Colorado is on pace for its fourth last-place finish in NL West since 2012 entering Tuesday, sitting at 59-73 following a 3-1 win over the Braves on Monday afternoon. The Rockies trail the Dodgers by 26.5 games in the NL West. They’re 11 games back of Cubs for the second NL Wild Card. Just two NL teams sport a worse run differential, and only the Orioles have allowed more runs. The Rockies owe a combined $32 million in 2020 to Ian Desmond and Wade Davis. Their front office has largely missed on the edges, and the cracks in the organization's foundation continue to show. Consider 2019 another lost year of Arenado’s prime.
↓ Reds Fading Fast ↓
The Reds truly were the NL Central’s answer to the Mets before the deadline when Cincinnati dealt Yasiel Puig and top-30 prospect Taylor Trammell for Trevor Bauer. A glance at Cincinnati's roster suggested a potential playoff contender a few years down the road led by Trammell and Nick Senzel, but instead, the Reds pushed their chips to the middle of the table in a deal for Bauer. Has the deal paid off? Not quite.
Fangraphs has Cincinnati at 0.2% to make the playoffs, and the Reds are now closer to the division cellar than third-place Milwaukee at 61-69. This year can be considered a growth year for the Reds, who boast an impressive offense, an emerging ace and a talented young closer. But to sacrifice a potential franchise cornerstone for two months and one additional season with Bauer is questionable. The Reds will likely be a playoff longshot again in 2020, even if Bauer remains in the Cy Young conversation. Their impulsiveness is unlikely to pay off before Bauer bolts after next season.
↓ Rethinking Deadline Decisions ↓
We chastised the Reds above, so let’s take a look at two other franchises who made questionable deadline deals.
Mets: New York considered trading one of its impact starters before the deadline, namely Zack Wheeler or Noah Syndergaard. The Mets lost a pair of marquee assets in the disastrous Edwin Diaz-Robinson Cano deal, and exporting a starter for prospect capital was a calculated decision. But, as is the Mets’ way, Brodie Van Wagenen and Co. zagged the other way, acquiring Blue Jays’ ace Marcus Stroman. The results have been shaky thus far (including an 4.58 ERA and .876 opponent OPS in 19 2/3 innings) yet I’m more willing to forgive New York than Cincinnati. The Mets are two games back of the NL Wild Card; a few good Stroman starts down the stretch could land New York a playoff spot. Even if the Mets’ season ends in September, they’ll enter 2020 armed with perhaps the best rotation in the National League. Van Wagenen appears to have made a worthwhile gamble.

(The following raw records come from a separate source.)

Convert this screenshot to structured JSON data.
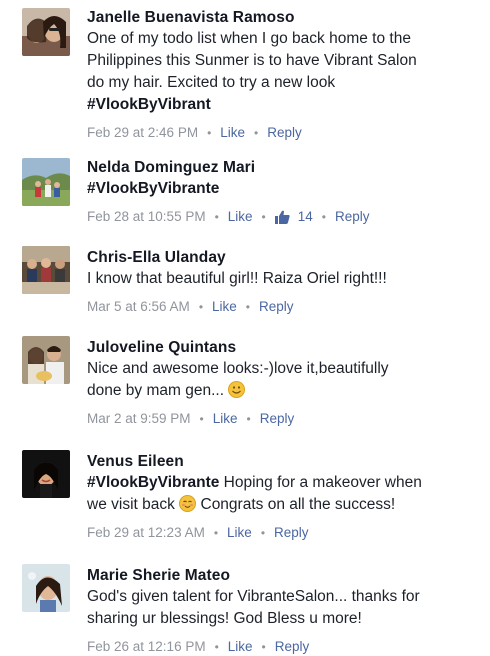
{
  "comments": [
    {
      "name": "Janelle Buenavista Ramoso",
      "lines": [
        "One of my todo list when I go back home to the",
        "Philippines this Sunmer is to have Vibrant Salon",
        "do my hair. Excited to try a new look"
      ],
      "hashtag": "#VlookByVibrant",
      "timestamp": "Feb 29 at 2:46 PM",
      "like_label": "Like",
      "reply_label": "Reply"
    },
    {
      "name": "Nelda Dominguez Mari",
      "hashtag": "#VlookByVibrante",
      "timestamp": "Feb 28 at 10:55 PM",
      "like_label": "Like",
      "like_count": "14",
      "reply_label": "Reply"
    },
    {
      "name": "Chris-Ella Ulanday",
      "lines": [
        "I know that beautiful girl!! Raiza Oriel right!!!"
      ],
      "timestamp": "Mar 5 at 6:56 AM",
      "like_label": "Like",
      "reply_label": "Reply"
    },
    {
      "name": "Juloveline Quintans",
      "lines": [
        "Nice and awesome looks:-)love it,beautifully",
        "done by mam gen..."
      ],
      "timestamp": "Mar 2 at 9:59 PM",
      "like_label": "Like",
      "reply_label": "Reply"
    },
    {
      "name": "Venus Eileen",
      "hashtag": "#VlookByVibrante",
      "text_after_tag": " Hoping for a makeover when",
      "line2": "we visit back",
      "line2_after_emoji": " Congrats on all the success!",
      "timestamp": "Feb 29 at 12:23 AM",
      "like_label": "Like",
      "reply_label": "Reply"
    },
    {
      "name": "Marie Sherie Mateo",
      "lines": [
        "God's given talent for VibranteSalon... thanks for",
        "sharing ur blessings! God Bless u more!"
      ],
      "timestamp": "Feb 26 at 12:16 PM",
      "like_label": "Like",
      "reply_label": "Reply"
    }
  ],
  "icons": {
    "thumbs_up": "thumbs-up-icon",
    "smiley": "smiley-emoji-icon"
  },
  "colors": {
    "link": "#4b67a1",
    "meta": "#90949c",
    "text": "#1d2129"
  }
}
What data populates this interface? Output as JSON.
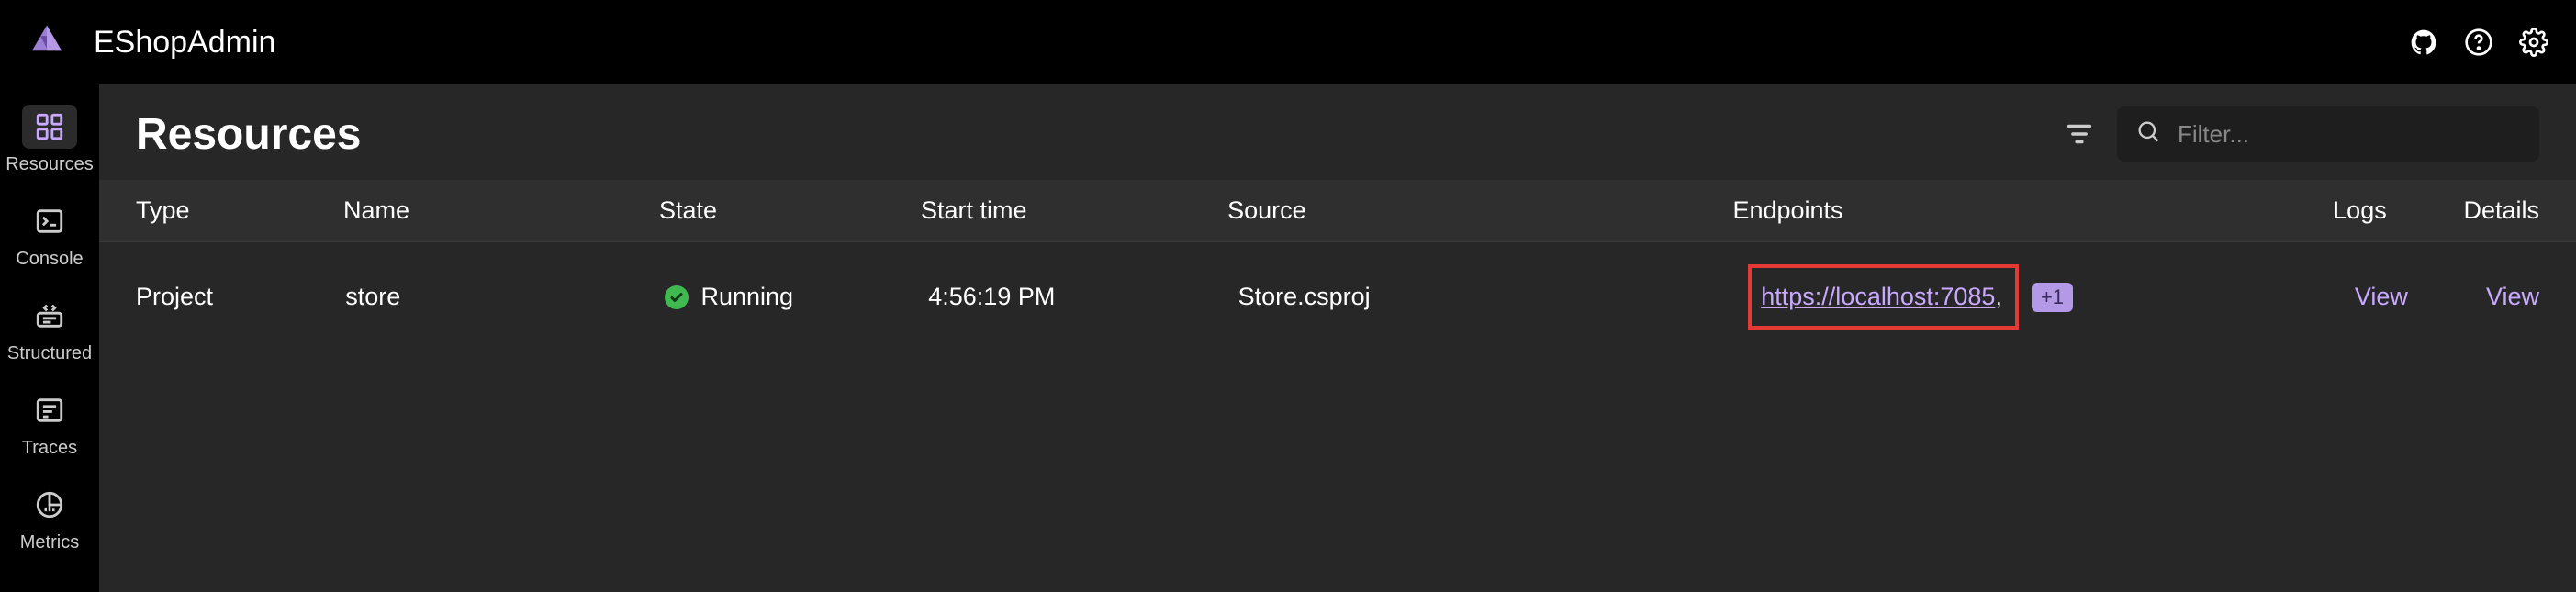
{
  "header": {
    "app_title": "EShopAdmin"
  },
  "sidebar": {
    "items": [
      {
        "label": "Resources"
      },
      {
        "label": "Console"
      },
      {
        "label": "Structured"
      },
      {
        "label": "Traces"
      },
      {
        "label": "Metrics"
      }
    ]
  },
  "page": {
    "title": "Resources",
    "search_placeholder": "Filter..."
  },
  "table": {
    "columns": {
      "type": "Type",
      "name": "Name",
      "state": "State",
      "start": "Start time",
      "source": "Source",
      "endpoints": "Endpoints",
      "logs": "Logs",
      "details": "Details"
    },
    "rows": [
      {
        "type": "Project",
        "name": "store",
        "state": "Running",
        "start": "4:56:19 PM",
        "source": "Store.csproj",
        "endpoint_url": "https://localhost:7085",
        "endpoint_extra": "+1",
        "logs_link": "View",
        "details_link": "View"
      }
    ]
  },
  "colors": {
    "accent": "#c9a8ff",
    "status_running": "#3fb950",
    "highlight_border": "#e53935"
  }
}
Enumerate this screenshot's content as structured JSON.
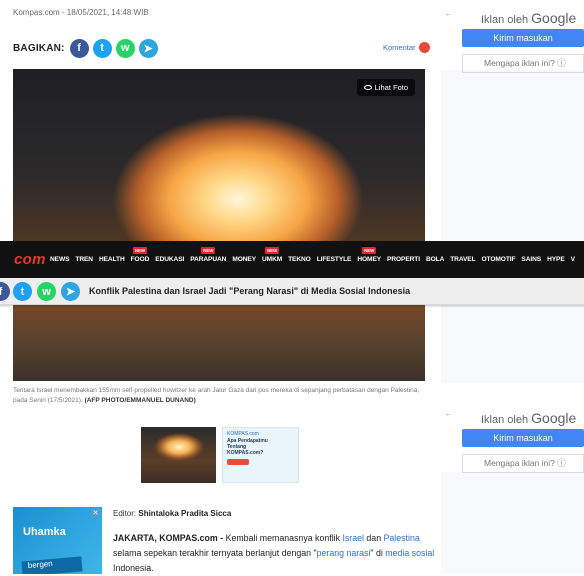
{
  "article": {
    "byline": "Kompas.com - 18/05/2021, 14:48 WIB",
    "share_label": "BAGIKAN:",
    "comment_label": "Komentar",
    "photo_button": "Lihat Foto",
    "caption_text": "Tentara Israel menembakkan 155mm self-propelled howitzer ke arah Jalur Gaza dari pos mereka di sepanjang perbatasan dengan Palestina, pada Senin (17/5/2021).",
    "caption_credit": "(AFP PHOTO/EMMANUEL DUNAND)",
    "editor_label": "Editor:",
    "editor_name": "Shintaloka Pradita Sicca",
    "body": {
      "lead": "JAKARTA, KOMPAS.com -",
      "part1": " Kembali memanasnya konflik ",
      "link_israel": "Israel",
      "part2": " dan ",
      "link_palestina": "Palestina",
      "part3": " selama sepekan terakhir ternyata berlanjut dengan \"",
      "link_perang": "perang narasi",
      "part4": "\" di ",
      "link_media": "media sosial",
      "part5": " Indonesia."
    }
  },
  "thumb_ad": {
    "brand": "KOMPAS.com",
    "title": "Apa Pendapatmu Tentang KOMPAS.com?"
  },
  "side_ad_uhamka": {
    "logo": "Uhamka",
    "strip": "bergen"
  },
  "google_ads": [
    {
      "back": "←",
      "by": "Iklan oleh",
      "brand": "Google",
      "feedback": "Kirim masukan",
      "why": "Mengapa iklan ini? ⓘ"
    },
    {
      "back": "←",
      "by": "Iklan oleh",
      "brand": "Google",
      "feedback": "Kirim masukan",
      "why": "Mengapa iklan ini? ⓘ"
    }
  ],
  "navbar": {
    "logo": "com",
    "items": [
      {
        "label": "NEWS",
        "badge": ""
      },
      {
        "label": "TREN",
        "badge": ""
      },
      {
        "label": "HEALTH",
        "badge": ""
      },
      {
        "label": "FOOD",
        "badge": "NEW"
      },
      {
        "label": "EDUKASI",
        "badge": ""
      },
      {
        "label": "PARAPUAN",
        "badge": "NEW"
      },
      {
        "label": "MONEY",
        "badge": ""
      },
      {
        "label": "UMKM",
        "badge": "NEW"
      },
      {
        "label": "TEKNO",
        "badge": ""
      },
      {
        "label": "LIFESTYLE",
        "badge": ""
      },
      {
        "label": "HOMEY",
        "badge": "NEW"
      },
      {
        "label": "PROPERTI",
        "badge": ""
      },
      {
        "label": "BOLA",
        "badge": ""
      },
      {
        "label": "TRAVEL",
        "badge": ""
      },
      {
        "label": "OTOMOTIF",
        "badge": ""
      },
      {
        "label": "SAINS",
        "badge": ""
      },
      {
        "label": "HYPE",
        "badge": ""
      },
      {
        "label": "V",
        "badge": ""
      }
    ]
  },
  "sticky": {
    "title": "Konflik Palestina dan Israel Jadi \"Perang Narasi\" di Media Sosial Indonesia"
  },
  "icons": {
    "facebook": "f",
    "twitter": "t",
    "whatsapp": "w",
    "telegram": "➤"
  },
  "colors": {
    "facebook": "#3b5998",
    "twitter": "#1da1f2",
    "whatsapp": "#25d366",
    "telegram": "#2ca5e0",
    "link": "#2d6fd4",
    "brand_red": "#ee3322",
    "google_blue": "#4285f4"
  }
}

Giants: There’s a tricky emotional tie here with the final year of Bruce Bochy, but are we sure Giants’ fans would rather have a month more of Madison Bumgarner than a building block for the future? It’s hard to imagine San Francisco jumping New York, Milwaukee, Philadelphia and Chicago for a NL Wild Card in 2019, especially considering they still have to play in St. Louis, Boston and Atlanta in September. Add in six games against the Dodgers and the Giants’ minus-50 run differential, and Bumgarner’s next postseason start will likely come with a new team. MadBum is among the greatest pitchers in franchise history. It’s hard to crush San Francisco for holding on another two months, but for the future of the franchise, the Giants didn’t make the most prudent move.